Government agencies have expedited efforts to further strengthen the anti-money laundering and counter-terror financing frameworks in view of the coming Financial Action Task Force (FATF) assessment of India in the fourth round of mutual evaluations expected later this year.
It is learnt that the Financial Intelligence Unit is organising meetings with representatives from sectors like real estate to ensure compliance with KYC (Know Your Client) norms. As mandated by law, all the other agencies have been referring cases involving the money laundering angle to the Enforcement Directorate (ED) for further action. The ED has attached properties worth over ₹1 lakh crore under the Prevention of Money Laundering Act (PMLA).
The government has also organised a series of conferences focused on combating terror financing, including the United Nations Security Council Counter-Terrorism Committee special conference in India; the ‘No Money For Terror’ conference where India proposed to host its headquarters; and the UNSC briefing on challenges to the global counter-terrorism regime at the UN in New York.
According to the FATF, the possible onsite assessment is due in November 2023, whereas the findings may be discussed at its June 2024 plenary. The mutual evaluation of India was postponed due to the COVID-19 pandemic.
The scope of mutual evaluations involves two aspects: technical compliance, for assessment of whether the necessary legal framework and other associated measures are in force and whether the supporting institutional framework is in place; and effectiveness, to determine if the systems are working towards achieving the defined set of outcomes.
“On the legal front, we have one of the most stringent anti-money laundering/terrorist financing laws in the world. Besides, the Fugitive Economic Offenders Act and the Black Money Act have been brought in. Last year, the Parliament passed the Weapons of Mass Destruction and their Delivery Systems (Prohibition of Unlawful Activities) Amendment Bill, banning the funding of weapons of mass destruction and enabling freezing, seizure or attachment of assets and financial resources of those involved,” an official of a probe agency said.
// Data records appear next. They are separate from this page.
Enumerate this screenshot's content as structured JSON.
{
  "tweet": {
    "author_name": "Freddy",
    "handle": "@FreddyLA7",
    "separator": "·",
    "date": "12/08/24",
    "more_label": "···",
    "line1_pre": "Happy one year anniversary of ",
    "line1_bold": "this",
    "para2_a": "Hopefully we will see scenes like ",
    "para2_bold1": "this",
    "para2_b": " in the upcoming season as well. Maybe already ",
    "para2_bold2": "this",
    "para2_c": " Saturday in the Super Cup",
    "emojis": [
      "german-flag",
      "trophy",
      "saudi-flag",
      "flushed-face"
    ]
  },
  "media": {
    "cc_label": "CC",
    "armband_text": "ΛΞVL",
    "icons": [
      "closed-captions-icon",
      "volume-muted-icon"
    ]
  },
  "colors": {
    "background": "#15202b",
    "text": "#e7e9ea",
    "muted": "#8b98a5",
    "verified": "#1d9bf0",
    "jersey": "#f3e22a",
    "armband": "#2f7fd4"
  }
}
In its 2010 review, the FATF had highlighted two shortcomings in the Indian legal framework. While the confiscation of assets was based on convictions, which was subsequently addressed by amending Section 8(5) of the PMLA, money laundering was not a standalone offence — it was dependent on scheduled/predicated offences under other penal laws.
The government in 2019 notified certain amendments apparently aimed at treating money laundering as a standalone offence. Provisions related to search-and-seizure and search of persons were modified to do away with the prerequisite of a First Information Report (FIR) or a charge-sheet pertaining to scheduled offences by other agencies.
An explanation to Section 44 was inserted to clarify that the jurisdiction of the Special Court dealing with a PMLA offence, during investigation, enquiry or trial, would not depend on any orders passed in respect of the scheduled offence, and that the trial of both sets of offences by the same court would not be construed as a joint trial. The scope of “proceeds of crime”, under Section 2, was expanded to empower the ED to act against even those assets which “may directly or indirectly be derived or obtained as a result of any criminal activity relatable to the scheduled offence”.
“However, in the July-2022 Vijay Madanlal Choudhary judgment, the Supreme Court held that if the accused is discharged or acquitted, or the prosecution stands quashed with respect to the associated predicate offence, there shall be no offence of money laundering. Also, the judgment does not interpret the phrase ‘criminal activity’, which is not defined in any of the Indian laws, but used in the PMLA. These issues have created a major roadblock that should be addressed,” an official said.
Pointing out that money laundering was a conceptual and conduct-based offence evolved by the civil law legal system countries, the official said in India “offence” had been defined — in the Indian Penal Code, Criminal Procedure Code and the General Clauses Act — as an act or omission made punishable by law for the time being in force. It does not explicitly include conduct-based crime.
On the aspect of “effectiveness”, apart from the instances of attachment/seizure/freezing of assets, conviction rate in the money laundering/terror financing cases would be crucial to demonstrate effective implementation.
“While the PMLA came into force in 2005, delays in court proceedings with respect to the predicated offences have impacted the outcome. Nevertheless, multiple convictions have been secured in the recent past. In this regard, another challenge is that money laundering investigations involve complex transactions, often involving overseas entities. Therefore, it’s a time consuming process,” the official said.
While the ED has taken action in several cases related to terror financing under the PMLA, the National Investigation Agency has also been registering cases to probe criminal conspiracies.
“An emerging challenge is the use of digital assets by criminals, including cryptocurrencies. In several cases, the ED and the Narcotics Control Bureau have seized crypto assets. However, this issue also requires attention in terms of legislative initiative and implementation,” a law enforcement official said.